§ Problem details
Please return all lines from the records below that include the string "streak".

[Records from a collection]
--------

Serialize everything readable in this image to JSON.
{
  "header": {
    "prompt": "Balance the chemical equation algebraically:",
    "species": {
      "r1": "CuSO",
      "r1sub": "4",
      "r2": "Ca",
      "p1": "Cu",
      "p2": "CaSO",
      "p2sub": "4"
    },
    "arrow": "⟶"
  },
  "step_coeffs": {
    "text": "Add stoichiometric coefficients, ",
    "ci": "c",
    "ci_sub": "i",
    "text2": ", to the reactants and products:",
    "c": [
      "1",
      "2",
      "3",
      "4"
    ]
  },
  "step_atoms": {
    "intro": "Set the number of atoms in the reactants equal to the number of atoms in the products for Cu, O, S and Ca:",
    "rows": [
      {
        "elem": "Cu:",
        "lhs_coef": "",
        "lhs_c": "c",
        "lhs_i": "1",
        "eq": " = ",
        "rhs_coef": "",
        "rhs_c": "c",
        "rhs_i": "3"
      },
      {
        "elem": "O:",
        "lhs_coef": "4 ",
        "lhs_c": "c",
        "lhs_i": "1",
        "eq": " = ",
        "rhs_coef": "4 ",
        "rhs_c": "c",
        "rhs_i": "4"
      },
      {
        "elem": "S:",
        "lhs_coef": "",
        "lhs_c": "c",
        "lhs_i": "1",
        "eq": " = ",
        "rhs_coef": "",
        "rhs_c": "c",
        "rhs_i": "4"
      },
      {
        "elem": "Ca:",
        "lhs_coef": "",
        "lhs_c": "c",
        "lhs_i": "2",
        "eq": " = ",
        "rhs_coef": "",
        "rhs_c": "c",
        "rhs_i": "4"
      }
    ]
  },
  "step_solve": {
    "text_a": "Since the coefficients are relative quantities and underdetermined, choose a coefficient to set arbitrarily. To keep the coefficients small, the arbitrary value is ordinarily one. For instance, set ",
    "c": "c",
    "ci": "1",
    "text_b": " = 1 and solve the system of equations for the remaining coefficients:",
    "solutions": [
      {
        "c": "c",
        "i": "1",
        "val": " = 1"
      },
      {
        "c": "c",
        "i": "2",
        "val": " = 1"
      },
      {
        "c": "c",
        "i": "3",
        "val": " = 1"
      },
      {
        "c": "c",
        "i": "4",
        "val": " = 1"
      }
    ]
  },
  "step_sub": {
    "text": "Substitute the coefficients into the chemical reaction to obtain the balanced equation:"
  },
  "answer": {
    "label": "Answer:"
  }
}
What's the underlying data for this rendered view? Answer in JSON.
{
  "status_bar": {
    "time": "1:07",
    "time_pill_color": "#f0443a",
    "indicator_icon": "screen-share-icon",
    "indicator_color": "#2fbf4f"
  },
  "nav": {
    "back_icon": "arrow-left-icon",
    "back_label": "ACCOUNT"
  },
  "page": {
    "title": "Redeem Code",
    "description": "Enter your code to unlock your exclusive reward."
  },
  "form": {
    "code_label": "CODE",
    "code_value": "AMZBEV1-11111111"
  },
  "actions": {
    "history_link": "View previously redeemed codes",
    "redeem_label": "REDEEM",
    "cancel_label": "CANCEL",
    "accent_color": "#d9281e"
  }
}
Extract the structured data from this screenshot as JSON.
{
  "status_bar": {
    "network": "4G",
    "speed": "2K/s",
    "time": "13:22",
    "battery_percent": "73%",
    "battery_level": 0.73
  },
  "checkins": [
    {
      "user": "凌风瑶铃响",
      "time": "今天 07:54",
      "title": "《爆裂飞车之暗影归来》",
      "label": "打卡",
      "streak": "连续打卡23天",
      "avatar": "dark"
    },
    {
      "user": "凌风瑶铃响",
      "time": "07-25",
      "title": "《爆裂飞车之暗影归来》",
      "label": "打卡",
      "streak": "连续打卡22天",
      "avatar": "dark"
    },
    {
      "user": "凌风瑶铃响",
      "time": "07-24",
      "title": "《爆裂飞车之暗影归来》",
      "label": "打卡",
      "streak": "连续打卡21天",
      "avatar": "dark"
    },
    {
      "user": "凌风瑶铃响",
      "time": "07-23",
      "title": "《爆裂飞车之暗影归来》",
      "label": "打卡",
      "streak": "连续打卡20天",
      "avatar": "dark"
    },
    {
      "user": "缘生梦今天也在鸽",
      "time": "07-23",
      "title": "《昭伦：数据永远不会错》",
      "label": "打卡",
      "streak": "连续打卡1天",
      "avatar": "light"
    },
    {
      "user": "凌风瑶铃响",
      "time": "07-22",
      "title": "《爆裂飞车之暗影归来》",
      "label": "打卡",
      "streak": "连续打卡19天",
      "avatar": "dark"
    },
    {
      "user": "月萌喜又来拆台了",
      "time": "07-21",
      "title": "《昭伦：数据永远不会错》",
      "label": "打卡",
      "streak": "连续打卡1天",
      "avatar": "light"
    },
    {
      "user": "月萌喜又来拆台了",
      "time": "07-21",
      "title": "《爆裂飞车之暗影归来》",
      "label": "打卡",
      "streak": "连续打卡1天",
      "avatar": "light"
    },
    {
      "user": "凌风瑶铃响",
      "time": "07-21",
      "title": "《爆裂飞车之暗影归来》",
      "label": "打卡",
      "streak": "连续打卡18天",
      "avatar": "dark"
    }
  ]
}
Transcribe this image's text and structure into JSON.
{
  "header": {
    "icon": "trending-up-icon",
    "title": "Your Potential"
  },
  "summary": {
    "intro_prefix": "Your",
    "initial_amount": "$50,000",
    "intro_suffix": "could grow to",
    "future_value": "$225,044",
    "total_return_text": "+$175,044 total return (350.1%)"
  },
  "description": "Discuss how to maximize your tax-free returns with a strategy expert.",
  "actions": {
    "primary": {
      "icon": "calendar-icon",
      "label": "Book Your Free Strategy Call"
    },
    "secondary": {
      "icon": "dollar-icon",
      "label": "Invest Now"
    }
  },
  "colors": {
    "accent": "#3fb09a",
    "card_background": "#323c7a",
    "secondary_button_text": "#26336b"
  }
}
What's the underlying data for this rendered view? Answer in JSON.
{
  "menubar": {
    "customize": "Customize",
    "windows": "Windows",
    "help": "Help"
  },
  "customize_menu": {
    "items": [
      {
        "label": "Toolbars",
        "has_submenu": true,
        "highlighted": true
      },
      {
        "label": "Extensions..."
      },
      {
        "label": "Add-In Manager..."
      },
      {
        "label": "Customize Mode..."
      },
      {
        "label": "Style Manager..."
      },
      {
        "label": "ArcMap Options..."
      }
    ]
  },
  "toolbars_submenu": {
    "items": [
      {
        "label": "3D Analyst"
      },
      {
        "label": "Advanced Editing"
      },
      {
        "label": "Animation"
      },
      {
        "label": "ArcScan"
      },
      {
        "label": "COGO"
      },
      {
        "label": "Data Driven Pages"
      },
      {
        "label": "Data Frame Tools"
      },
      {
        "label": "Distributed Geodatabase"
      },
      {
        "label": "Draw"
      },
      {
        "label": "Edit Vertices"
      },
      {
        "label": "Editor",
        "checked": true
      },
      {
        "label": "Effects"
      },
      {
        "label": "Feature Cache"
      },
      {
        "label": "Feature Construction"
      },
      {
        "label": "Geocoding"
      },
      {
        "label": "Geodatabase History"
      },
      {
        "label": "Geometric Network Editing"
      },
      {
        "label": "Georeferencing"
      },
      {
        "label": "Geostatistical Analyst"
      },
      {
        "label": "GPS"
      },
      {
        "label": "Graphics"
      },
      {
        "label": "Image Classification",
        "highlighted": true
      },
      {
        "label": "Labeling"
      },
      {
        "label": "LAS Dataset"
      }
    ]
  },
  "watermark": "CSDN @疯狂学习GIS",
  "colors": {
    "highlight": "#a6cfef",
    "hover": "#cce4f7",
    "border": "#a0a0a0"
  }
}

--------

§ Exercise result
      "streak": "连续打卡23天",
      "streak": "连续打卡22天",
      "streak": "连续打卡21天",
      "streak": "连续打卡20天",
      "streak": "连续打卡1天",
      "streak": "连续打卡19天",
      "streak": "连续打卡1天",
      "streak": "连续打卡1天",
      "streak": "连续打卡18天",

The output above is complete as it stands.